Answer 4 is very similar to Answer 1, which is confusing.
I made some changes to the English you may want to use:
1. The hydrophobic ends of the soap
molecules attach to the oil molecules, while the hydrophilic ends of the soap
molecule attach to the water molecules.These drops of oil are suspended in
This is how soap cleans our hands - it causes drops of grease and dirt
to be pulled off your hands and become suspended in water. These drops are
washed away when you rinse your hands.
Soap breaks up the water in to
smaller drops, which then mix with the oil. These drops are washed away when
you rinse your hands.
Hydrophobic ends of soap molecule

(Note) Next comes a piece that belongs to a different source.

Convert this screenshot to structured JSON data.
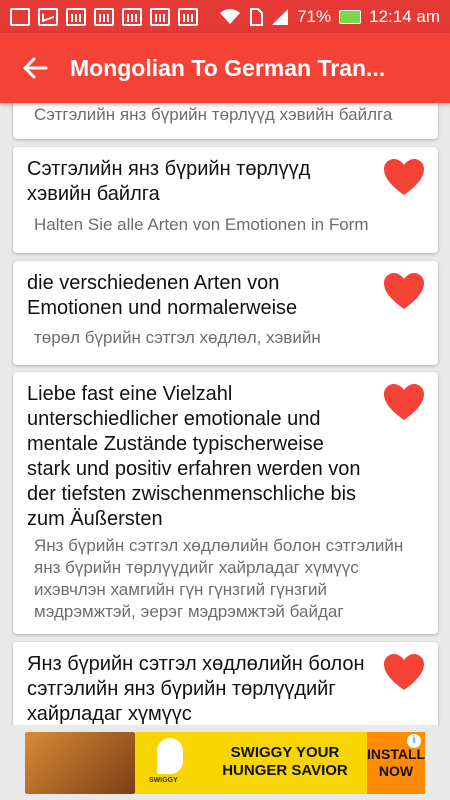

all attach to the water molecules, while the hydrophilic ends attach to the oil
These drops of oil are suspended in the water. This is how
soap cleans our hands - it causes drops of grease and dirt to be pulled off
your hands and become suspended in water. These drops are washed away when you
rinse your hands.
Soap breaks up the oil in to smaller
drops, which then mix with the water. The hydrophobic ends of the soap molecules
all attach to the oil, while the hydrophilic ends of the soap molecules attach
to the water molecules. These drops of oil are suspended in the oil. This is
how soap cleans our hands.
I like the question, the topic related to everyday life and shows that chemistry happens around us everyday, not just in a lab. I liked the video and the way you used to explain what happened, good job.
It will be more useful to add a simulation and pictures, which shows how soap works.
I added a link (contains video with simulation that explain how soap works) and photos that can be useful for you.
Also it will be more attractive if you use "attractive title", like: "How do soap clean your hands ?" , or "Discover the secret of the soap action".
Your point on map is very interesting and related to the topic.
In Chemistry, soap is a salt of a
fatty acid. Consumers mainly use soaps as surfactants for washing, bathing, and
The earliest recorded evidence of
the production of soap-like materials dates back to around 2800 BC in ancient
Babylon. A formula for soap consisting of water, alkali, and cassia oil was
written on a Babylonian clay tablet around 2200 BC.
The Ebers papyrus (Egypt, 1550 BC) indicates the ancient Egyptians bathed
regularly and combined animal and vegetable oils with alkaline salts to create
a soap-like substance. Egyptian documents mention a soap-like substance was
used in the preparation of wool for weaving.
In the reign of Nabonidus (556–539 BC), a recipe for soap consisted of uhulu,
cypress [oil] and sesame [seed oil] "for washing the stones for the
Synthetic detergents operate by similar mechanisms to soap.
A detergentis a surfactantor
a mixture of surfactants with "cleaning properties in dilute solutions."These
substances are usuallyalkylbenzenesulfonates, a family of compounds that are similar to soapbut
are more soluble in hard water, because the polar sulfonate(of
detergents) is less likely than the polar carboxyl (of soap) to bind to calcium
and other ions found in hard water. In most household contexts, the term detergentby
itself refers specifically tolaundry detergentordish detergent, as opposed to hand soapor other types of cleaning agents.
Detergents are commonly available as powders or concentrated solutions.
Detergents, like soaps, work because they areamphiphilic: partly hydrophilic(polar)
and partly hydrophobic(non-polar). Their dual nature facilitates the
mixture of hydrophobic compounds (like oil and grease) with water. Because air
is not hydrophilic, detergents are alsofoaming agentsto